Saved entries

────────────────

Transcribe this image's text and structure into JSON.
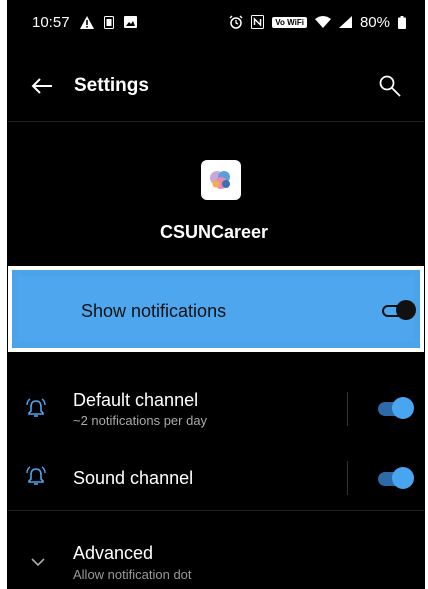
{
  "status_bar": {
    "time": "10:57",
    "left_icons": [
      "alert-icon",
      "sim-icon",
      "image-icon"
    ],
    "right_icons": [
      "alarm-icon",
      "nfc-icon",
      "vowifi-icon",
      "wifi-icon",
      "signal-icon",
      "battery-icon"
    ],
    "vowifi_label": "Vo WiFi",
    "battery": "80%"
  },
  "appbar": {
    "title": "Settings"
  },
  "app": {
    "name": "CSUNCareer"
  },
  "show_notifications": {
    "label": "Show notifications",
    "enabled": true
  },
  "channels": [
    {
      "label": "Default channel",
      "sub": "~2 notifications per day",
      "enabled": true
    },
    {
      "label": "Sound channel",
      "sub": "",
      "enabled": true
    }
  ],
  "advanced": {
    "title": "Advanced",
    "subtitle": "Allow notification dot"
  },
  "colors": {
    "accent": "#4ea6ee",
    "switch_on": "#4aa5f0",
    "background": "#000000"
  }
}
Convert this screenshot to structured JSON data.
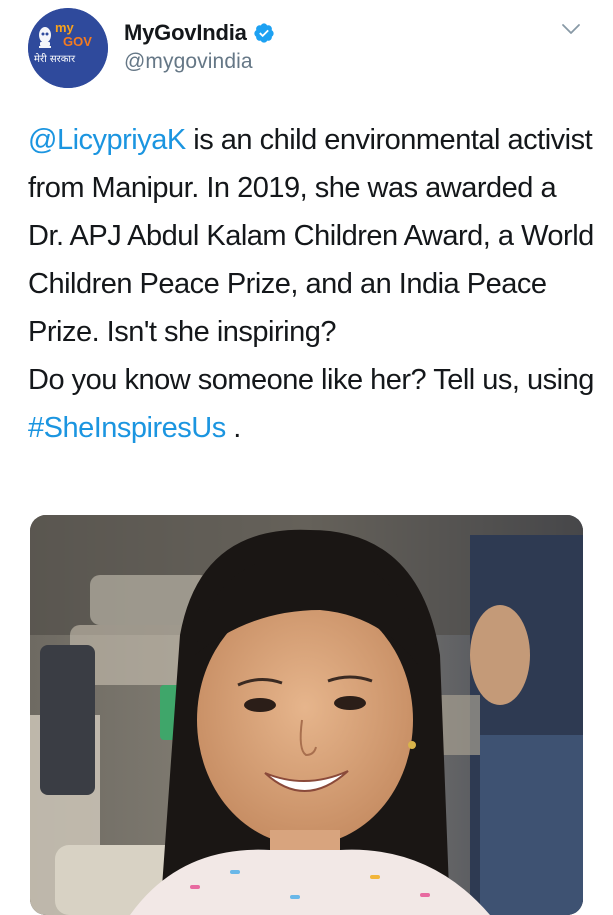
{
  "account": {
    "display_name": "MyGovIndia",
    "handle": "@mygovindia",
    "verified": true,
    "avatar": {
      "logo_text_top": "my",
      "logo_text_bottom": "GOV",
      "logo_subtext": "मेरी सरकार"
    }
  },
  "tweet": {
    "mention": "@LicypriyaK",
    "text_part1": " is an child environmental activist from Manipur. In 2019, she was awarded a Dr. APJ Abdul Kalam Children Award, a World Children Peace Prize, and an India Peace Prize. Isn't she inspiring?",
    "text_part2": "Do you know someone like her? Tell us, using ",
    "hashtag": "#SheInspiresUs",
    "text_end": " ."
  },
  "icons": {
    "verified": "verified-badge-icon",
    "menu": "chevron-down-icon"
  },
  "colors": {
    "link": "#1b95e0",
    "verified": "#1da1f2",
    "handle": "#657786",
    "text": "#14171a",
    "avatar_bg": "#2f4a9c"
  }
}
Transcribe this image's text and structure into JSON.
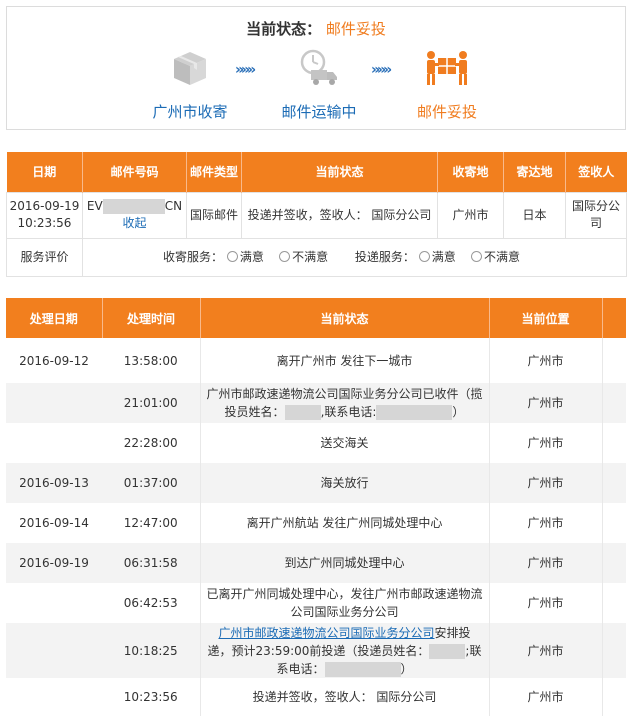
{
  "status_panel": {
    "title_label": "当前状态：",
    "title_value": "邮件妥投",
    "steps": [
      {
        "label": "广州市收寄",
        "icon": "package-icon"
      },
      {
        "label": "邮件运输中",
        "icon": "delivery-truck-icon"
      },
      {
        "label": "邮件妥投",
        "icon": "hand-over-icon"
      }
    ],
    "arrow": "»»»"
  },
  "info_table": {
    "headers": [
      "日期",
      "邮件号码",
      "邮件类型",
      "当前状态",
      "收寄地",
      "寄达地",
      "签收人"
    ],
    "row": {
      "date": "2016-09-19 10:23:56",
      "tracking_prefix": "EV",
      "tracking_suffix": "CN",
      "collapse_link": "收起",
      "mail_type": "国际邮件",
      "status": "投递并签收，签收人： 国际分公司",
      "origin": "广州市",
      "destination": "日本",
      "signer": "国际分公司"
    },
    "rating": {
      "label": "服务评价",
      "collect_label": "收寄服务：",
      "deliver_label": "投递服务：",
      "option_satisfied": "满意",
      "option_unsatisfied": "不满意"
    }
  },
  "track_table": {
    "headers": [
      "处理日期",
      "处理时间",
      "当前状态",
      "当前位置"
    ],
    "rows": [
      {
        "date": "2016-09-12",
        "time": "13:58:00",
        "status": "离开广州市 发往下一城市",
        "location": "广州市"
      },
      {
        "date": "",
        "time": "21:01:00",
        "status_a": "广州市邮政速递物流公司国际业务分公司已收件（揽投员姓名：",
        "status_b": ",联系电话:",
        "status_c": "）",
        "location": "广州市"
      },
      {
        "date": "",
        "time": "22:28:00",
        "status": "送交海关",
        "location": "广州市"
      },
      {
        "date": "2016-09-13",
        "time": "01:37:00",
        "status": "海关放行",
        "location": "广州市"
      },
      {
        "date": "2016-09-14",
        "time": "12:47:00",
        "status": "离开广州航站 发往广州同城处理中心",
        "location": "广州市"
      },
      {
        "date": "2016-09-19",
        "time": "06:31:58",
        "status": "到达广州同城处理中心",
        "location": "广州市"
      },
      {
        "date": "",
        "time": "06:42:53",
        "status": "已离开广州同城处理中心，发往广州市邮政速递物流公司国际业务分公司",
        "location": "广州市"
      },
      {
        "date": "",
        "time": "10:18:25",
        "status_link": "广州市邮政速递物流公司国际业务分公司",
        "status_a": "安排投递，预计23:59:00前投递（投递员姓名：",
        "status_b": ";联系电话：",
        "status_c": "）",
        "location": "广州市"
      },
      {
        "date": "",
        "time": "10:23:56",
        "status": "投递并签收，签收人： 国际分公司",
        "location": "广州市"
      }
    ]
  }
}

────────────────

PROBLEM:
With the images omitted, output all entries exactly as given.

REPLY:
Transcribe this image's text and structure into JSON.
{
  "status_bar": {
    "time": "10:57",
    "left_icons": [
      "alert-icon",
      "sim-icon",
      "image-icon"
    ],
    "right_icons": [
      "alarm-icon",
      "nfc-icon",
      "vowifi-icon",
      "wifi-icon",
      "signal-icon",
      "battery-icon"
    ],
    "vowifi_label": "Vo WiFi",
    "battery": "80%"
  },
  "appbar": {
    "title": "Settings"
  },
  "app": {
    "name": "CSUNCareer"
  },
  "show_notifications": {
    "label": "Show notifications",
    "enabled": true
  },
  "channels": [
    {
      "label": "Default channel",
      "sub": "~2 notifications per day",
      "enabled": true
    },
    {
      "label": "Sound channel",
      "sub": "",
      "enabled": true
    }
  ],
  "advanced": {
    "title": "Advanced",
    "subtitle": "Allow notification dot"
  },
  "colors": {
    "accent": "#4ea6ee",
    "switch_on": "#4aa5f0",
    "background": "#000000"
  }
}
Convert this screenshot to structured JSON data.
{
  "account": {
    "display_name": "MyGovIndia",
    "handle": "@mygovindia",
    "verified": true,
    "avatar": {
      "logo_text_top": "my",
      "logo_text_bottom": "GOV",
      "logo_subtext": "मेरी सरकार"
    }
  },
  "tweet": {
    "mention": "@LicypriyaK",
    "text_part1": " is an child environmental activist from Manipur. In 2019, she was awarded a Dr. APJ Abdul Kalam Children Award, a World Children Peace Prize, and an India Peace Prize. Isn't she inspiring?",
    "text_part2": "Do you know someone like her? Tell us, using ",
    "hashtag": "#SheInspiresUs",
    "text_end": " ."
  },
  "icons": {
    "verified": "verified-badge-icon",
    "menu": "chevron-down-icon"
  },
  "colors": {
    "link": "#1b95e0",
    "verified": "#1da1f2",
    "handle": "#657786",
    "text": "#14171a",
    "avatar_bg": "#2f4a9c"
  }
}
Transcribe this image's text and structure into JSON.
{
  "status_panel": {
    "title_label": "当前状态：",
    "title_value": "邮件妥投",
    "steps": [
      {
        "label": "广州市收寄",
        "icon": "package-icon"
      },
      {
        "label": "邮件运输中",
        "icon": "delivery-truck-icon"
      },
      {
        "label": "邮件妥投",
        "icon": "hand-over-icon"
      }
    ],
    "arrow": "»»»"
  },
  "info_table": {
    "headers": [
      "日期",
      "邮件号码",
      "邮件类型",
      "当前状态",
      "收寄地",
      "寄达地",
      "签收人"
    ],
    "row": {
      "date": "2016-09-19 10:23:56",
      "tracking_prefix": "EV",
      "tracking_suffix": "CN",
      "collapse_link": "收起",
      "mail_type": "国际邮件",
      "status": "投递并签收，签收人： 国际分公司",
      "origin": "广州市",
      "destination": "日本",
      "signer": "国际分公司"
    },
    "rating": {
      "label": "服务评价",
      "collect_label": "收寄服务：",
      "deliver_label": "投递服务：",
      "option_satisfied": "满意",
      "option_unsatisfied": "不满意"
    }
  },
  "track_table": {
    "headers": [
      "处理日期",
      "处理时间",
      "当前状态",
      "当前位置"
    ],
    "rows": [
      {
        "date": "2016-09-12",
        "time": "13:58:00",
        "status": "离开广州市 发往下一城市",
        "location": "广州市"
      },
      {
        "date": "",
        "time": "21:01:00",
        "status_a": "广州市邮政速递物流公司国际业务分公司已收件（揽投员姓名：",
        "status_b": ",联系电话:",
        "status_c": "）",
        "location": "广州市"
      },
      {
        "date": "",
        "time": "22:28:00",
        "status": "送交海关",
        "location": "广州市"
      },
      {
        "date": "2016-09-13",
        "time": "01:37:00",
        "status": "海关放行",
        "location": "广州市"
      },
      {
        "date": "2016-09-14",
        "time": "12:47:00",
        "status": "离开广州航站 发往广州同城处理中心",
        "location": "广州市"
      },
      {
        "date": "2016-09-19",
        "time": "06:31:58",
        "status": "到达广州同城处理中心",
        "location": "广州市"
      },
      {
        "date": "",
        "time": "06:42:53",
        "status": "已离开广州同城处理中心，发往广州市邮政速递物流公司国际业务分公司",
        "location": "广州市"
      },
      {
        "date": "",
        "time": "10:18:25",
        "status_link": "广州市邮政速递物流公司国际业务分公司",
        "status_a": "安排投递，预计23:59:00前投递（投递员姓名：",
        "status_b": ";联系电话：",
        "status_c": "）",
        "location": "广州市"
      },
      {
        "date": "",
        "time": "10:23:56",
        "status": "投递并签收，签收人： 国际分公司",
        "location": "广州市"
      }
    ]
  }
}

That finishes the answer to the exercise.